Some of the early computers that used decimal system (either exclusively or in combination with binary) include ENIAC, UNIVAC I and II, and several IBM computers. Some processors today use binary coded decimals which encode every decimal digit (or group of digits) with a fixed number of binary digits (bits). That being said, your question stands, why do modern computers almost exclusively use binary numbers?

Radix economy tells us that the most efficient base for storing information is base `e approx 2.71828` and indeed ternary base (`e` rounded to the nearest whole number) has some advantages when used in computers e.g. ternary search trees; however, ternary computers are more difficult to manufacture, and they have been shown to have higher energy consumption. Despite to all of this, Donald Knuth conjectured that in future we will switch to ternary computers due to their efficiency and elegance, but almost 40 years has passed since then with no ternary computers in sight.

On the other hand, decimal computers are far more error prone and more difficult to produce than binary ones. The main reason is that the binary computers use only two states "on" (maximum voltage) and "off" (no voltage). If, for example, you make 1V to be your maximum voltage, then "0" would be represented by no voltage and "9" by 1V, the problem is that you still have to assign 8 different values for intermediate voltages. This means that small change in voltage could easily turn one digit into another e.g. "4" into "5". This only works with computers using relatively high voltages like those early computers mentioned at the beginning.

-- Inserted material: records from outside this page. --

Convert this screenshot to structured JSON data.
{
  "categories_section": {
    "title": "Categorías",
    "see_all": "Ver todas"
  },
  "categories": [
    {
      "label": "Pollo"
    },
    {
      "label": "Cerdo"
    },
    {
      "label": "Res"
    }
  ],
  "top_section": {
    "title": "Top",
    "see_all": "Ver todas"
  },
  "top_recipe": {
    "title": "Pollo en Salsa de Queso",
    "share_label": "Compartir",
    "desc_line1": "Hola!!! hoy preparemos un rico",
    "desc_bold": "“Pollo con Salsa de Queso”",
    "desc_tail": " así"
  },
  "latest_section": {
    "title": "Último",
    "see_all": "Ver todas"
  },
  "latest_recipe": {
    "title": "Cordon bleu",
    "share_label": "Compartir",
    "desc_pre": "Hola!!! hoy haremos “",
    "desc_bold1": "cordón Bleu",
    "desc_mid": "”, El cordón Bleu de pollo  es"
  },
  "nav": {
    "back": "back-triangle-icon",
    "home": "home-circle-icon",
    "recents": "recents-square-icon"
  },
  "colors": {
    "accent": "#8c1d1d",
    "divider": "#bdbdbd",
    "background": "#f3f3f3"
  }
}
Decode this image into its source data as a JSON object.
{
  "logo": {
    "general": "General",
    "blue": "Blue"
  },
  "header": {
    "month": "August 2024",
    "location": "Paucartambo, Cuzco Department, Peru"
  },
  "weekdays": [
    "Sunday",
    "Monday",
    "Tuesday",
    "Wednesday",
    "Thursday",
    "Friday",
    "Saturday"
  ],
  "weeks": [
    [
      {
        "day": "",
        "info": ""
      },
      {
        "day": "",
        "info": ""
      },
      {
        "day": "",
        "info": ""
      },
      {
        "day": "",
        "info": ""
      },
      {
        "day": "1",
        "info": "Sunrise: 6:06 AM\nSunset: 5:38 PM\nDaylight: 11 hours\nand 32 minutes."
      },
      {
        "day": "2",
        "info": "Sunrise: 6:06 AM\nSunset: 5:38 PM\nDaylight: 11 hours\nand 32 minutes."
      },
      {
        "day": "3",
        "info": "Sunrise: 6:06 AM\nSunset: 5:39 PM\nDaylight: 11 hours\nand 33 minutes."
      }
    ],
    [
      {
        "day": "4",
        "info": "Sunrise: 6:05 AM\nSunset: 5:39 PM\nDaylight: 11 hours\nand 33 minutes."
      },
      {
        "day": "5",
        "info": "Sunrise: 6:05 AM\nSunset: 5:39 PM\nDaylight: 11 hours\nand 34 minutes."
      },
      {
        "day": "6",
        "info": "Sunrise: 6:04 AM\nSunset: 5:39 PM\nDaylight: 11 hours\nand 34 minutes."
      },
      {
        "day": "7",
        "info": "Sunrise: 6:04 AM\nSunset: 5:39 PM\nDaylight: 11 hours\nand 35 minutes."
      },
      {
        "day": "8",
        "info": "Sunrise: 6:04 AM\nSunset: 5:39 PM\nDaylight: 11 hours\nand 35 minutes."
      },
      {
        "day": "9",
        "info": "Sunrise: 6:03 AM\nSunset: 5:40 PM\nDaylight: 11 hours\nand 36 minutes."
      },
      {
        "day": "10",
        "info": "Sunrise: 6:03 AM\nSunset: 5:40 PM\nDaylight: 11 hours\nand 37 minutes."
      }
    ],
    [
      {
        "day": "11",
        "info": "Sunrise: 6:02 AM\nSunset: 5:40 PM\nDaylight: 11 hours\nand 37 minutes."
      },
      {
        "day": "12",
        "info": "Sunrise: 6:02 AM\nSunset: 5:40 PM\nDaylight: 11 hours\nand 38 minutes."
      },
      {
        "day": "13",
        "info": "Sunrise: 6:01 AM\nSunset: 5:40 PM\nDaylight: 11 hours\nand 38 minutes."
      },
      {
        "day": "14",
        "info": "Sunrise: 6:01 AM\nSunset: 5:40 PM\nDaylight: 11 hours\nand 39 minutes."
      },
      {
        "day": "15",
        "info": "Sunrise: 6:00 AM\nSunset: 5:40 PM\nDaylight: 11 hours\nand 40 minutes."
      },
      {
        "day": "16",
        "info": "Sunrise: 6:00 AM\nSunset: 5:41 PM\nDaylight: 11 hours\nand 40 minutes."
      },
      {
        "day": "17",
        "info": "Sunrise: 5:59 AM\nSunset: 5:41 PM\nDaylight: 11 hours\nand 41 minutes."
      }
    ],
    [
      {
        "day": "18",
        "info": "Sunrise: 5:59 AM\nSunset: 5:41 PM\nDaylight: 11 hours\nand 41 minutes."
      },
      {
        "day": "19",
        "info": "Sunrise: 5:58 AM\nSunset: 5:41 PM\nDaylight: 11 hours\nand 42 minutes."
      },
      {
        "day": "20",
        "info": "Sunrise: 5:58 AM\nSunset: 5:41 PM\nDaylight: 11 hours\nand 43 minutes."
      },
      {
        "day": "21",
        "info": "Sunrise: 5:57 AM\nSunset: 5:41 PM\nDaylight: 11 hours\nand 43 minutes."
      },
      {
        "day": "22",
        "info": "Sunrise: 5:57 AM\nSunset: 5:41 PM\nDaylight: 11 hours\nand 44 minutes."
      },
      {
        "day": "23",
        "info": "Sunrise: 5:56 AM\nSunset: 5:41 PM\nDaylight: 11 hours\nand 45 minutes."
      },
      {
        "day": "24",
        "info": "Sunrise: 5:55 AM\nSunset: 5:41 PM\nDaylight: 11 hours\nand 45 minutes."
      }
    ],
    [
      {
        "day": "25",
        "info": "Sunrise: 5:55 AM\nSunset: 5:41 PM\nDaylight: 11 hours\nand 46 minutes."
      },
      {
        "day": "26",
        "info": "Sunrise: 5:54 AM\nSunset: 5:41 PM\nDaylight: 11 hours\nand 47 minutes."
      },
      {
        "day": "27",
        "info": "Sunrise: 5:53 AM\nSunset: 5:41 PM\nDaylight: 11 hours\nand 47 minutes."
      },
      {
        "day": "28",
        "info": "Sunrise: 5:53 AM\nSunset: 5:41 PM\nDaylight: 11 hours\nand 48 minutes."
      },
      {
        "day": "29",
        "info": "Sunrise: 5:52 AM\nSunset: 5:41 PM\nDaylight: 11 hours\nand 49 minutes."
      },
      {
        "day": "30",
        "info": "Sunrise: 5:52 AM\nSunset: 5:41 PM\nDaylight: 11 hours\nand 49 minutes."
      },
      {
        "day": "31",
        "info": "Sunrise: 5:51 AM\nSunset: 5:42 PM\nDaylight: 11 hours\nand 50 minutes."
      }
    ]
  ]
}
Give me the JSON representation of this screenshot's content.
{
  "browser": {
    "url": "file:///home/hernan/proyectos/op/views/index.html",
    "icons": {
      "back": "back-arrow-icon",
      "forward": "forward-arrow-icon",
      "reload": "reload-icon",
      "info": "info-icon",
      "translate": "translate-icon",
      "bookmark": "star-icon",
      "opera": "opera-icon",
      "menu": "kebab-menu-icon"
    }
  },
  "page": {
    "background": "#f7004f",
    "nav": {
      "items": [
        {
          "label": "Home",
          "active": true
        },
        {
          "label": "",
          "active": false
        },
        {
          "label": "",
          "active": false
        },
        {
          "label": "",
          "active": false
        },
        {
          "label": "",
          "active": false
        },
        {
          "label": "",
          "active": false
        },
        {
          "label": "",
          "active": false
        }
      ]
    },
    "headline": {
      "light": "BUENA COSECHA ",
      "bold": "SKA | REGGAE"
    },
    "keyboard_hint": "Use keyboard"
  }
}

In conclusion, binary computers are the simplest to manufacture, use less energy and are less error prone than non-binary computers.